## Task requirements
Repeat the listing below verbatim, without its images.

## Data for processing
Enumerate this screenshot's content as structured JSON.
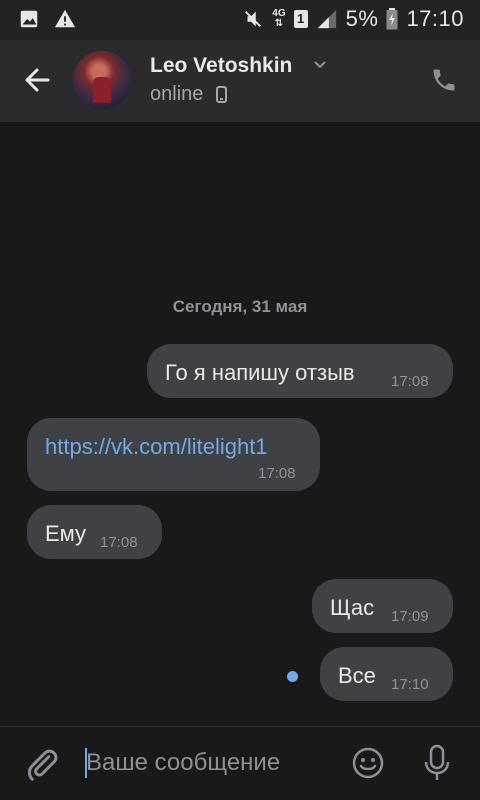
{
  "status_bar": {
    "network": "4G",
    "sim": "1",
    "battery": "5%",
    "time": "17:10",
    "icons": [
      "image-icon",
      "warning-icon",
      "mute-icon",
      "signal-icon",
      "battery-icon"
    ]
  },
  "header": {
    "contact_name": "Leo Vetoshkin",
    "status": "online"
  },
  "chat": {
    "date_separator": "Сегодня, 31 мая",
    "messages": [
      {
        "text": "Го я напишу отзыв",
        "time": "17:08",
        "outgoing": true
      },
      {
        "text": "https://vk.com/litelight1",
        "time": "17:08",
        "outgoing": false
      },
      {
        "text": "Ему",
        "time": "17:08",
        "outgoing": false
      },
      {
        "text": "Щас",
        "time": "17:09",
        "outgoing": true
      },
      {
        "text": "Все",
        "time": "17:10",
        "outgoing": true,
        "unread": true
      }
    ]
  },
  "composer": {
    "placeholder": "Ваше сообщение"
  },
  "colors": {
    "background": "#19191a",
    "header": "#2b2b2e",
    "bubble": "#404144",
    "link": "#71aaeb",
    "muted_text": "#8d9196"
  }
}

## Result of this task
Enumerate this screenshot's content as structured JSON.
{
  "status_bar": {
    "network": "4G",
    "sim": "1",
    "battery": "5%",
    "time": "17:10",
    "icons": [
      "image-icon",
      "warning-icon",
      "mute-icon",
      "signal-icon",
      "battery-icon"
    ]
  },
  "header": {
    "contact_name": "Leo Vetoshkin",
    "status": "online"
  },
  "chat": {
    "date_separator": "Сегодня, 31 мая",
    "messages": [
      {
        "text": "Го я напишу отзыв",
        "time": "17:08",
        "outgoing": true
      },
      {
        "text": "https://vk.com/litelight1",
        "time": "17:08",
        "outgoing": false
      },
      {
        "text": "Ему",
        "time": "17:08",
        "outgoing": false
      },
      {
        "text": "Щас",
        "time": "17:09",
        "outgoing": true
      },
      {
        "text": "Все",
        "time": "17:10",
        "outgoing": true,
        "unread": true
      }
    ]
  },
  "composer": {
    "placeholder": "Ваше сообщение"
  },
  "colors": {
    "background": "#19191a",
    "header": "#2b2b2e",
    "bubble": "#404144",
    "link": "#71aaeb",
    "muted_text": "#8d9196"
  }
}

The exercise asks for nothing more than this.